The WWF environmental group said that more efforts should be put into finding less toxic alternatives to DDT in fighting malaria. “It’s still a very dangerous chemical,” said Samantha Smith, director of the WWF’s Arctic program.


Toward the end of World War II, DDT was found to be potent in killing lice that spread typhus among soldiers. Lice-borne diseases had ravaged armies throughout history, including Napoleon’s forces in his ill-fated 1812 march to Moscow.

“Unexpectedly, dramatically, practically out of the blue, DDT appeared as a ‘deus ex machina’,” said Sweden’s G. Fischer in a speech awarding the 1948 Nobel Medicine Prize to Switzerland’s Paul Hermann Muller for his DDT discovery.

But in 1962, U.S. author Rachel Carson made DDT infamous in her landmark book “Silent Spring,” detailing the risks of using industrial chemicals.
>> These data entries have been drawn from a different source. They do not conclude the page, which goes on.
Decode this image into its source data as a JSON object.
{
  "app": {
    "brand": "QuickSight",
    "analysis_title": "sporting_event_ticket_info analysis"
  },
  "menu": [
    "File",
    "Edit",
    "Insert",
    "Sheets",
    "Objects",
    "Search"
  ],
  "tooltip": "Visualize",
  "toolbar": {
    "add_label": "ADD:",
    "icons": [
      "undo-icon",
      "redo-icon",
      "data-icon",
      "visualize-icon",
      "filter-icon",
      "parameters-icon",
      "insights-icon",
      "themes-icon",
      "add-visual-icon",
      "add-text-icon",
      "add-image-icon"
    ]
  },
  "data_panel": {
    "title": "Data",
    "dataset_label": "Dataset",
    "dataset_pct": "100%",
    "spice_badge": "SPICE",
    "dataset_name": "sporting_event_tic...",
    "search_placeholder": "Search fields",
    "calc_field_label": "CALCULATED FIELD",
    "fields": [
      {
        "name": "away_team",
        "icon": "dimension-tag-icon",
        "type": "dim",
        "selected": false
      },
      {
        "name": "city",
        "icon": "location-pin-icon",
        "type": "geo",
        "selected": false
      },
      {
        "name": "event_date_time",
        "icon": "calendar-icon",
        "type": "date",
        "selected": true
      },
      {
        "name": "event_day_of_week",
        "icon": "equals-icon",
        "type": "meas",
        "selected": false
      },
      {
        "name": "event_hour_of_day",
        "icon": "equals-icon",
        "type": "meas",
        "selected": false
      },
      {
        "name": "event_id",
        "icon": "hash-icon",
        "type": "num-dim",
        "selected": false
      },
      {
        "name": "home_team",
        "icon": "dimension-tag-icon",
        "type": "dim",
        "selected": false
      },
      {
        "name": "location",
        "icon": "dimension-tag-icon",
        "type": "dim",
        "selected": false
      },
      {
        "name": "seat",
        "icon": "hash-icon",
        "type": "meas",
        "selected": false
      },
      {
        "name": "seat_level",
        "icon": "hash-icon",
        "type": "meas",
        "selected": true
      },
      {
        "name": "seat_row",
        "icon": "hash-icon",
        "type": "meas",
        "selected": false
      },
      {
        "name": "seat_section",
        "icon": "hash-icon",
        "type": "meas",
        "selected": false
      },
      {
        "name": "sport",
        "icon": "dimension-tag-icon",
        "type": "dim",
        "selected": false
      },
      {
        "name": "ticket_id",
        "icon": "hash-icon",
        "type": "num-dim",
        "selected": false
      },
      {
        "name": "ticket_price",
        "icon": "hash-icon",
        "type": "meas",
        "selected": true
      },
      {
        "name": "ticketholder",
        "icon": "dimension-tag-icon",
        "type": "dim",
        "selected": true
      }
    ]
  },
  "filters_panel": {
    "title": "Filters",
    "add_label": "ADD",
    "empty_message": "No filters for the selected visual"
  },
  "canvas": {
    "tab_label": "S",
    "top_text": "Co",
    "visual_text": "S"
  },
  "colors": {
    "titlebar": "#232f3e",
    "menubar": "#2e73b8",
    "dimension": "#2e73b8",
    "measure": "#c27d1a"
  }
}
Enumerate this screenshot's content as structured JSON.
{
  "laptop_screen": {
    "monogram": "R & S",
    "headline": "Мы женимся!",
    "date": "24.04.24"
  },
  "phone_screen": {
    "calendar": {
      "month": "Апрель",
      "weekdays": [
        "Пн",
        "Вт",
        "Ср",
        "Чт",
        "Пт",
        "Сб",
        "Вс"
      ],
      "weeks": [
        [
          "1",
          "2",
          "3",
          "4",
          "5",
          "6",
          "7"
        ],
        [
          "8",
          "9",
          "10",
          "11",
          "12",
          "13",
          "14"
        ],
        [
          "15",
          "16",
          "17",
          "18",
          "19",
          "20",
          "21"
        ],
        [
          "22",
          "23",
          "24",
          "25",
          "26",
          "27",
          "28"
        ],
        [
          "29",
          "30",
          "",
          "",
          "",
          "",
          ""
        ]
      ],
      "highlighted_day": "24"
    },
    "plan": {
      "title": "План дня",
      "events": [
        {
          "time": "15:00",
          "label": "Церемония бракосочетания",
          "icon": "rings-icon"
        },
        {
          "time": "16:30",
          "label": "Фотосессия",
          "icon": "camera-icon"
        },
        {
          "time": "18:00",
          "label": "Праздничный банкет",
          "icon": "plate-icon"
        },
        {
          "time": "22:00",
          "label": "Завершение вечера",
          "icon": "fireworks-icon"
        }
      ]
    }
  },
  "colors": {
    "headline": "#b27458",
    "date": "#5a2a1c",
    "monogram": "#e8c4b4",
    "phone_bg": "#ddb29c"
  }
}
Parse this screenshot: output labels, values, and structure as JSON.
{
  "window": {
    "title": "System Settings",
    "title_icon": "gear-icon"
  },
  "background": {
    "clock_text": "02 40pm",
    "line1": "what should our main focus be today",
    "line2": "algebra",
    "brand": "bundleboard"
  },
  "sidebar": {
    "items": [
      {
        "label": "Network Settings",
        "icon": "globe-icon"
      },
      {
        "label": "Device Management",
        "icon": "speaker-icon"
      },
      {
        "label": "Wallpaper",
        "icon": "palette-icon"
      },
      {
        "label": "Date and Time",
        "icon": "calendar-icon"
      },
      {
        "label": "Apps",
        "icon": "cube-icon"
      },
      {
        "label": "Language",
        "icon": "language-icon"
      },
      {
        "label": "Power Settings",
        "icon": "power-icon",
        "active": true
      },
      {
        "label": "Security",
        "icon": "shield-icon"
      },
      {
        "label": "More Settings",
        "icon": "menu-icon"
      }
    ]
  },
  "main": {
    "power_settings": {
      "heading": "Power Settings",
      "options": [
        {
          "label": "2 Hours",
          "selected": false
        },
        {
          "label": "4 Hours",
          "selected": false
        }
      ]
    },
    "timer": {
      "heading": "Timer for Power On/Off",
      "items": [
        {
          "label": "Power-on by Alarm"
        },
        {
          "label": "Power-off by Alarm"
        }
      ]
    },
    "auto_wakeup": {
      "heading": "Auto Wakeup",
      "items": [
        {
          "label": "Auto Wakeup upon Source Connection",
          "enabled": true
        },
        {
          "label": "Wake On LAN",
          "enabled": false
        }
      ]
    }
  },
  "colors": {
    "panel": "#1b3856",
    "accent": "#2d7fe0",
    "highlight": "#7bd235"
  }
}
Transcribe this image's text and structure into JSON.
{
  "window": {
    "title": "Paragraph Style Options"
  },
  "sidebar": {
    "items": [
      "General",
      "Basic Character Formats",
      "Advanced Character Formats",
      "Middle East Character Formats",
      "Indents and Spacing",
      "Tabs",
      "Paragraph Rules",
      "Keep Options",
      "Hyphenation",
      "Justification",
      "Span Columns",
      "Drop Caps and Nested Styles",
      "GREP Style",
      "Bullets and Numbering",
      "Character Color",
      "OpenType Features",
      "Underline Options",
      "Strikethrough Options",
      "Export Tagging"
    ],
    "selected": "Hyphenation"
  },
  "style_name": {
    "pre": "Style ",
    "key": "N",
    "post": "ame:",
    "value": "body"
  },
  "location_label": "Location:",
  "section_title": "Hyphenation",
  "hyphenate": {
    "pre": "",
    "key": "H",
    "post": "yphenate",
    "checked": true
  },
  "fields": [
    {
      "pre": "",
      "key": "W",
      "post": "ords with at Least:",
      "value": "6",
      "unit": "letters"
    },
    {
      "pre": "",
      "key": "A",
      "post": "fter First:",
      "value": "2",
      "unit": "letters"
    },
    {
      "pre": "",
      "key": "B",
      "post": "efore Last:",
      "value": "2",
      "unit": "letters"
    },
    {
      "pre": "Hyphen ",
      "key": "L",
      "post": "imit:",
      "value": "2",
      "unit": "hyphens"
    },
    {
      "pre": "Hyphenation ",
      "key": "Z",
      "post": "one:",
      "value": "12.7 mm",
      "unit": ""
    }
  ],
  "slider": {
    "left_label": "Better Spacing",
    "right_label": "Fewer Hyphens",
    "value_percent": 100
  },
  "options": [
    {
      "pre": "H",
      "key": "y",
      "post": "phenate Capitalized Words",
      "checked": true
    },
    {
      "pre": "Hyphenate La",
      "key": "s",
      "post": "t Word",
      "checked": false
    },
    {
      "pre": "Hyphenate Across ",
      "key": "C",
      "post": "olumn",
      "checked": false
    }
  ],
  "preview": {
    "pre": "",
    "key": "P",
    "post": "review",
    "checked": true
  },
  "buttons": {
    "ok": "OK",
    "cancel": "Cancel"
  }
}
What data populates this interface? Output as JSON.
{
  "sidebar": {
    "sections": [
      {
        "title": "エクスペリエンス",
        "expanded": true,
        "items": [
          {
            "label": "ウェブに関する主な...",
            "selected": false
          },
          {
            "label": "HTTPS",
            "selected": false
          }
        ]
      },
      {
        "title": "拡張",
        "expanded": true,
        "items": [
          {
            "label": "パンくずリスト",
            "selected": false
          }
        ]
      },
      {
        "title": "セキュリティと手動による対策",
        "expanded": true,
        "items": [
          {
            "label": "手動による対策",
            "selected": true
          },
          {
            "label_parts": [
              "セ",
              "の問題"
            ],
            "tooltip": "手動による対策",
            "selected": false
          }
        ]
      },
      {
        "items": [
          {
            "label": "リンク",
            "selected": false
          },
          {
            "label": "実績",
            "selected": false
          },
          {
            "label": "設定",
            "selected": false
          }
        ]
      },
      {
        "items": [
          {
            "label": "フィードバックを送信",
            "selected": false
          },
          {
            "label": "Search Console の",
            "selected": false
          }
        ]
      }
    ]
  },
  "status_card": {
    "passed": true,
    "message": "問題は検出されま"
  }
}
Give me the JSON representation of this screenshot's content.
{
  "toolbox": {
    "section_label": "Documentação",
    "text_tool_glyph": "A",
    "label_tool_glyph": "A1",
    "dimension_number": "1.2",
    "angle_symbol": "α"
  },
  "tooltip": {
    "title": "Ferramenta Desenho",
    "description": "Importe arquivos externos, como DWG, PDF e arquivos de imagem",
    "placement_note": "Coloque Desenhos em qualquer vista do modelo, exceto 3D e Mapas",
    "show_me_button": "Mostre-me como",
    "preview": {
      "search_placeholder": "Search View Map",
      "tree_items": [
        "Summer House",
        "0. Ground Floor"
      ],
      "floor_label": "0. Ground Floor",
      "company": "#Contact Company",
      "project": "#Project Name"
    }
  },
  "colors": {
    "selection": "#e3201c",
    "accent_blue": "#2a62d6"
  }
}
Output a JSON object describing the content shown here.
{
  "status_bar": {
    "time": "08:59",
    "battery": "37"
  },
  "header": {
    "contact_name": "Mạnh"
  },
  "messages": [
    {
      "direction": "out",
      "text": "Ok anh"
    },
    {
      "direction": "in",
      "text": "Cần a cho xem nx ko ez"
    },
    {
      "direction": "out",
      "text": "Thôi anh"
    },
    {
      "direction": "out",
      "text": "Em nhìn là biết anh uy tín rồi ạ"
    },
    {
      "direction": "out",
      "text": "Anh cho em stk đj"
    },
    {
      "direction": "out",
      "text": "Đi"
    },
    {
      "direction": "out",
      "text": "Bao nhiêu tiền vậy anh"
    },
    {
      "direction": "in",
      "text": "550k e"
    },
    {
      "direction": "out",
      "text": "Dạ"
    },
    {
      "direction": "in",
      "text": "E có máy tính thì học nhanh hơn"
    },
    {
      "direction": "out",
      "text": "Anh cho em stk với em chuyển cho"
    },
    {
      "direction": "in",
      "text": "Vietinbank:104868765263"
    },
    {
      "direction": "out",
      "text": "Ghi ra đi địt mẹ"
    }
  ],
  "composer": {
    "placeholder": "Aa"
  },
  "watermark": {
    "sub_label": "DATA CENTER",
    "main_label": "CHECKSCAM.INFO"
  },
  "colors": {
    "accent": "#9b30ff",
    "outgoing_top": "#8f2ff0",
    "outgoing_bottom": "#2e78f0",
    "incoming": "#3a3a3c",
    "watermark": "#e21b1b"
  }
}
The book is credited with spurring global environmental awareness.

UNEP’s Willis said there was hope for a world rid of DDT, but that it could take decades.

“Mexico recently stopped using DDT, and they’ve seen at the same time a reduction in malaria rates,” he said.

He said that broader anti-malaria policies included clearing stagnant water where mosquitoes breed, placing nets around beds at night, targeted use of alternative anti-mosquito pesticides and development of new medicines.

Provided by ArmMed Media
Revision date: July 7, 2011
Last revised: by Dave R. Roger, M.D.